HOW TO COMPLETE THIS TASK. Reproduce all lines of the listing below in which the word "icon" occurs.

******************************

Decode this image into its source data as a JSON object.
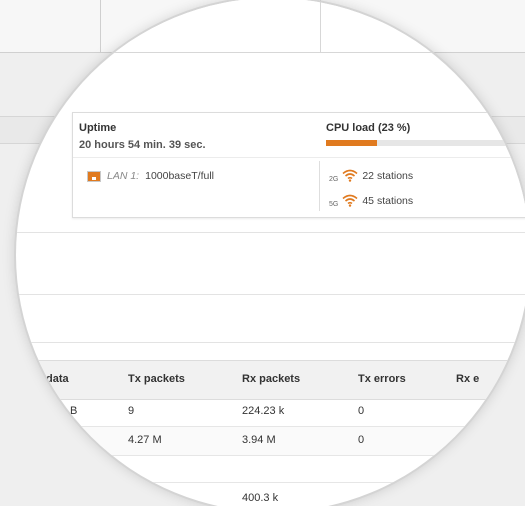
{
  "status_panel": {
    "uptime_title": "Uptime",
    "uptime_value": "20 hours 54 min. 39 sec.",
    "cpu_title": "CPU load (23 %)",
    "cpu_load_percent": 23,
    "lan_label": "LAN 1:",
    "lan_speed": "1000baseT/full",
    "wifi": [
      {
        "band": "2G",
        "stations": "22 stations"
      },
      {
        "band": "5G",
        "stations": "45 stations"
      }
    ]
  },
  "table": {
    "headers": [
      "data",
      "Tx packets",
      "Rx packets",
      "Tx errors",
      "Rx e"
    ],
    "rows": [
      [
        "B",
        "9",
        "224.23 k",
        "0"
      ],
      [
        "",
        "4.27 M",
        "3.94 M",
        "0"
      ],
      [
        "",
        "",
        "400.3 k",
        ""
      ]
    ]
  },
  "colors": {
    "accent": "#e07a1f",
    "panel_border": "#dcdcdc",
    "table_header_bg": "#f1f1f1"
  }
}
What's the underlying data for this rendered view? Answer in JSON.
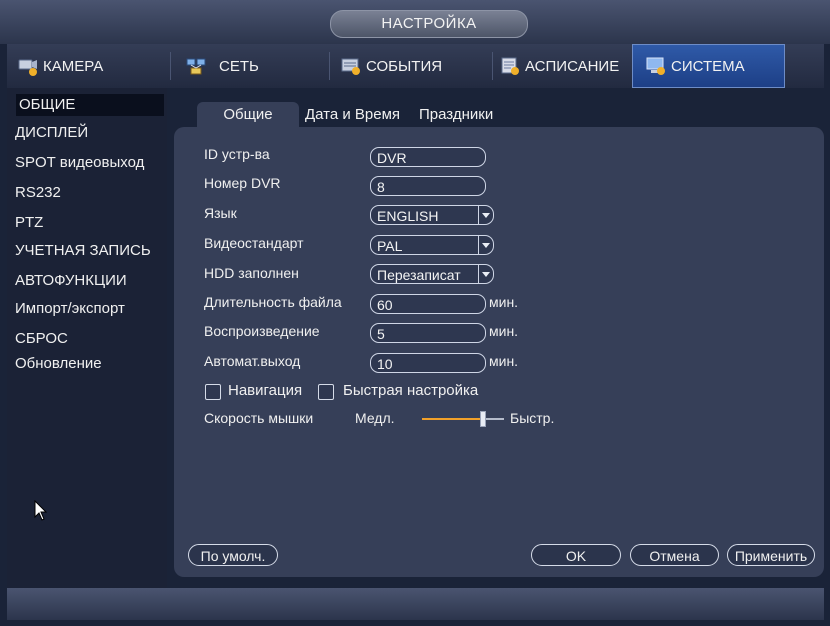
{
  "title": "НАСТРОЙКА",
  "tabs": [
    {
      "label": "КАМЕРА",
      "icon": "camera-icon"
    },
    {
      "label": "СЕТЬ",
      "icon": "network-icon"
    },
    {
      "label": "СОБЫТИЯ",
      "icon": "events-icon"
    },
    {
      "label": "АСПИСАНИЕ",
      "icon": "schedule-icon"
    },
    {
      "label": "СИСТЕМА",
      "icon": "system-icon",
      "active": true
    }
  ],
  "sidebar": {
    "items": [
      {
        "label": "ОБЩИЕ",
        "active": true
      },
      {
        "label": "ДИСПЛЕЙ"
      },
      {
        "label": "SPOT видеовыход"
      },
      {
        "label": "RS232"
      },
      {
        "label": "PTZ"
      },
      {
        "label": "УЧЕТНАЯ ЗАПИСЬ"
      },
      {
        "label": "АВТОФУНКЦИИ"
      },
      {
        "label": "Импорт/экспорт"
      },
      {
        "label": "СБРОС"
      },
      {
        "label": "Обновление"
      }
    ]
  },
  "subtabs": [
    {
      "label": "Общие",
      "active": true
    },
    {
      "label": "Дата и Время"
    },
    {
      "label": "Праздники"
    }
  ],
  "form": {
    "device_id": {
      "label": "ID устр-ва",
      "value": "DVR"
    },
    "dvr_no": {
      "label": "Номер DVR",
      "value": "8"
    },
    "language": {
      "label": "Язык",
      "value": "ENGLISH"
    },
    "video_std": {
      "label": "Видеостандарт",
      "value": "PAL"
    },
    "hdd_full": {
      "label": "HDD заполнен",
      "value": "Перезаписат"
    },
    "pack_duration": {
      "label": "Длительность файла",
      "value": "60",
      "unit": "мин."
    },
    "playback": {
      "label": "Воспроизведение",
      "value": "5",
      "unit": "мин."
    },
    "auto_logout": {
      "label": "Автомат.выход",
      "value": "10",
      "unit": "мин."
    },
    "navigation": {
      "label": "Навигация",
      "checked": false
    },
    "quick_setup": {
      "label": "Быстрая настройка",
      "checked": false
    },
    "mouse_speed": {
      "label": "Скорость мышки",
      "slow": "Медл.",
      "fast": "Быстр.",
      "level": 0.8
    }
  },
  "buttons": {
    "default": "По умолч.",
    "ok": "OK",
    "cancel": "Отмена",
    "apply": "Применить"
  },
  "colors": {
    "active_tab": "#2f5aa8",
    "slider_track": "#f2a12a",
    "panel": "#363f58"
  }
}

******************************

ANSWER SPACE.
      "icon": "camera-icon"
      "icon": "network-icon"
      "icon": "events-icon"
      "icon": "schedule-icon"
      "icon": "system-icon",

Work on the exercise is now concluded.